Moreover, federal courts have expressly condemned the practice of shackling pregnant women in labor as violating the Eighth Amendment’s prohibition against cruel and unusual punishment.
The need to ensure the safety and security of the public is important. But the evidence shows that as a practical matter, shackling pregnant women and girls in the name of safety and security is almost never justified. It is well documented that most incarcerated women have been convicted of nonviolent offenses. Supervision by correctional officers provides sufficient protection to the degree any risk exists. In fact, as ACOG notes, “no escape attempts have been reported among pregnant incarcerated women who were not shackled during childbirth.” The significant health risks of shackling are far greater than any risk to public safety.
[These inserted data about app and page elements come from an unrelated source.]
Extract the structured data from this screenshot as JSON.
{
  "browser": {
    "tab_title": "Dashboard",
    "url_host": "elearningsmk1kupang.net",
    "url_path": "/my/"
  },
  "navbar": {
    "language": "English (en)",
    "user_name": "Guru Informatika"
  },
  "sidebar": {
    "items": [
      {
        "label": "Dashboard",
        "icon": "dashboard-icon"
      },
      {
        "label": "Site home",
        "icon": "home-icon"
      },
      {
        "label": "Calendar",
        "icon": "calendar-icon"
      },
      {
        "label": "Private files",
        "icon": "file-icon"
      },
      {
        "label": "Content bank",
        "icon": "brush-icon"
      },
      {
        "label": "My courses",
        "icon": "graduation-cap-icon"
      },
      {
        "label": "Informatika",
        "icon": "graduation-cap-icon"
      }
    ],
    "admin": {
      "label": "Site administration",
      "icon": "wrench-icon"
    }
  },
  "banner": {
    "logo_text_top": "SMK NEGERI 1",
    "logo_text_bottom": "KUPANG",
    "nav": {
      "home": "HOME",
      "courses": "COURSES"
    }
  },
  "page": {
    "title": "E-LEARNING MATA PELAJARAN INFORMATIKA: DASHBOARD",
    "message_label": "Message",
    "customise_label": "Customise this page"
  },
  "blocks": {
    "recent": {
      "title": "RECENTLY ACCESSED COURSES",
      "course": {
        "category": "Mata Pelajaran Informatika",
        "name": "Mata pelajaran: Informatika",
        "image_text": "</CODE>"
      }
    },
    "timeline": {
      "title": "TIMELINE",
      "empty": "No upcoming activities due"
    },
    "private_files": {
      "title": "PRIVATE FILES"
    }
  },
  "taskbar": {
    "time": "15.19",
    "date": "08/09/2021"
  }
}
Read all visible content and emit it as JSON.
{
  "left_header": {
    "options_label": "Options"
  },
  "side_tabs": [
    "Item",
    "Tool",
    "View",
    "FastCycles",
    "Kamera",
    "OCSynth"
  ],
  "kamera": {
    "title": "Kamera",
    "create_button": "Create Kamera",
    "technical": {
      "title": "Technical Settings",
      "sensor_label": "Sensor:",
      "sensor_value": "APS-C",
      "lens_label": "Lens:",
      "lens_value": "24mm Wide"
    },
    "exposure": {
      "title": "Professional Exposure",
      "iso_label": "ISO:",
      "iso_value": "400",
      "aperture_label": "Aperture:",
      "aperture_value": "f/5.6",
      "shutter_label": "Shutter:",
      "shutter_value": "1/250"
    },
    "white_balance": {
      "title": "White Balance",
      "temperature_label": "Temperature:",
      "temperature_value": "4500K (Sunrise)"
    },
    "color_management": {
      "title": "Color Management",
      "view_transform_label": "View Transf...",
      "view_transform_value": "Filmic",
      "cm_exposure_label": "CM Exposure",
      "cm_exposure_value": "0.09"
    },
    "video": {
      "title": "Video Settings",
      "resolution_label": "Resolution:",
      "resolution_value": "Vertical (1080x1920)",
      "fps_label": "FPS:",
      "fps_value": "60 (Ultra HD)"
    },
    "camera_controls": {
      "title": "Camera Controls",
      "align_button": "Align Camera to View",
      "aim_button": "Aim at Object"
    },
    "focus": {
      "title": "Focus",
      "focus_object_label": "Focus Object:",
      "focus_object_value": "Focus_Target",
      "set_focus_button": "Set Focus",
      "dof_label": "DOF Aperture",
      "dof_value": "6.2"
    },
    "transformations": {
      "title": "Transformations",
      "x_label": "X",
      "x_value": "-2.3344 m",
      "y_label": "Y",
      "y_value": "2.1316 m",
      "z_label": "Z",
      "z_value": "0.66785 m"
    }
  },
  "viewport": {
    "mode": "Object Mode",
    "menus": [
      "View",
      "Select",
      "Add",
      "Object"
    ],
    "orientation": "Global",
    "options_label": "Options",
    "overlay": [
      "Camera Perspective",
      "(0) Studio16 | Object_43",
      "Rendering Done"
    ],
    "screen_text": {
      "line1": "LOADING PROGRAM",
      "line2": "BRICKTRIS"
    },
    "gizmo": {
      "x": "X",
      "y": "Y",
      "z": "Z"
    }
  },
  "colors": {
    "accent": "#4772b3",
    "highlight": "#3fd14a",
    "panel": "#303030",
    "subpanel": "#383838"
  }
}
In recognition of the harms of shackling pregnant women, a growing number of states prohibit or restrict shackling of pregnant prisoners. We urge state lawmakers to act now on behalf of women here in Maryland, by prohibiting the practice of shackling pregnant women and girls during transport, labor, delivery and recovery.
Women’s Law Center of Maryland, Inc.
Public Justice Center
Marian House, Inc.
Alternative Directions, Inc.
Health Care for the Homeless
Turn Around, Inc.
YWCA Greater Baltimore
Hopkins Feminists at Johns Hopkins University
Baltimore Student Harm Reduction Coalition at JHU
Women Involved in Learning & Leadership at UMBC
Maryland State Jericho Chapter
Marylanders United for Fairness for Females
2 God B The Glory
Baltimore Feminist Reading Group
The Young Democrats of Maryland
Not Just Skin
Birthing Hands of DC, LLC
National Advocates for Pregnant Women
Different Avenues, Inc.
Women With A Vision, Inc.
Chicago Legal Advocacy for Incarcerated Mothers
California Coalition for Women Prisoners
Our Bodies Ourselves
The Real Cost of Prisons Project Individual Endorsements Judges, doctors, scholars, public health professionals, social workers, mothers, fathers, students, former prisoners, pregnant women, faith leaders, community members, former prisoners, and survivors of shackling from around the state of Maryland and the country.